┌────────

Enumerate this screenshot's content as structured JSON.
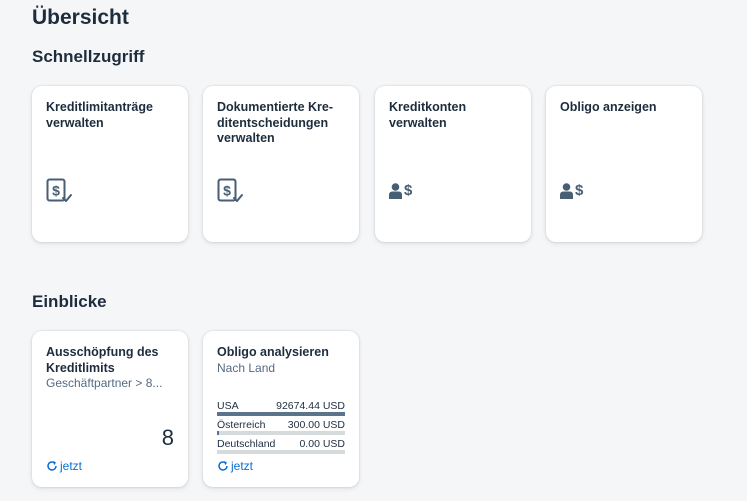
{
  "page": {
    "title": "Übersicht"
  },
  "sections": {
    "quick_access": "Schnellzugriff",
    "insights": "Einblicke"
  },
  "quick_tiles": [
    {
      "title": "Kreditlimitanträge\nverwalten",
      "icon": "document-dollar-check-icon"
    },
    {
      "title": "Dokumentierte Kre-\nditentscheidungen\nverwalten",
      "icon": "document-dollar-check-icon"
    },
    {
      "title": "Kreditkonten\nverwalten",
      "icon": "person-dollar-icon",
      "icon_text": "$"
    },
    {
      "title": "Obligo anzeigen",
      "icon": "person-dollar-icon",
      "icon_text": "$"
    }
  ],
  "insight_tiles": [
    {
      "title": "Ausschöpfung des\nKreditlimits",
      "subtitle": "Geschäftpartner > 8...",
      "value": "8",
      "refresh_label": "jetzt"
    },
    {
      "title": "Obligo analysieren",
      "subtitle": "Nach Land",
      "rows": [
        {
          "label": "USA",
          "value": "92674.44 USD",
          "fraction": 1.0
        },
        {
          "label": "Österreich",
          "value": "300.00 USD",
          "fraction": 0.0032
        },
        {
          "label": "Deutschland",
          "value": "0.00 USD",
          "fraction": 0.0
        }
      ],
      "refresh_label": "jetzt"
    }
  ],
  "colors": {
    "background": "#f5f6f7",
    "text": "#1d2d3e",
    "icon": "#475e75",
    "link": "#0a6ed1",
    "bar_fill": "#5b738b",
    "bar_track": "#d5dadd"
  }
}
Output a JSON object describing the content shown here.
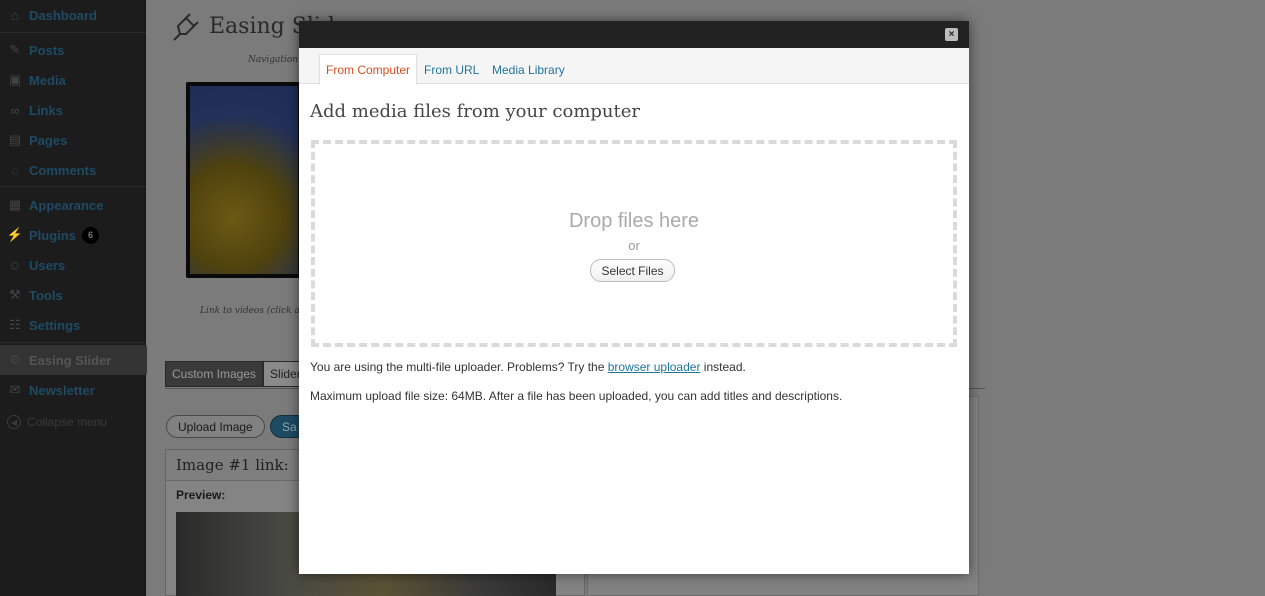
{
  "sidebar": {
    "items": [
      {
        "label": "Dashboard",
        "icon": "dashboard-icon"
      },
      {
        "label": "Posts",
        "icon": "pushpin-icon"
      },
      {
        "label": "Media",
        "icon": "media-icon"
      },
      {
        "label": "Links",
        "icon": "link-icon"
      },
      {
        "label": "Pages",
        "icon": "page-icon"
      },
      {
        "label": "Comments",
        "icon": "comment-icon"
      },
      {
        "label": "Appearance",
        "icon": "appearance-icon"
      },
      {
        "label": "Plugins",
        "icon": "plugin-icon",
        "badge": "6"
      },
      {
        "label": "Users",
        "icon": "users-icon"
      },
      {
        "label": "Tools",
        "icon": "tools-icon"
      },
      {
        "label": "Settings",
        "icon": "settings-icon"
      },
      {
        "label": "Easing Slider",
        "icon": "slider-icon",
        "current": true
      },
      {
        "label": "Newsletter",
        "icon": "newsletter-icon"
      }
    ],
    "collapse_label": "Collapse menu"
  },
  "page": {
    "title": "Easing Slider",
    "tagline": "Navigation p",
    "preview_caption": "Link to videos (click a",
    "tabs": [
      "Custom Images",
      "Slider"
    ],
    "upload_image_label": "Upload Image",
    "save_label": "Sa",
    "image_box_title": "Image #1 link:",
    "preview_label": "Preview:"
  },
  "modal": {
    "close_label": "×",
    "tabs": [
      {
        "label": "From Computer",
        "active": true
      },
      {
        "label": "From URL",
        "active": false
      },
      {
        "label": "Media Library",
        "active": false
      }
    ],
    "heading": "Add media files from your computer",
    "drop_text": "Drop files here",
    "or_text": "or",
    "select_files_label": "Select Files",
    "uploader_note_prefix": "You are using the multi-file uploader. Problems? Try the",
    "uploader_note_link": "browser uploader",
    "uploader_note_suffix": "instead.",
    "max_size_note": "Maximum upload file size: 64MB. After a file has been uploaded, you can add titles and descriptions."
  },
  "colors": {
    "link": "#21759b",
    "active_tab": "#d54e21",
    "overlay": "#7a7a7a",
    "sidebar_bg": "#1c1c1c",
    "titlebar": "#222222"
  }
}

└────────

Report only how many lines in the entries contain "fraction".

• [Response for this exercise]: 3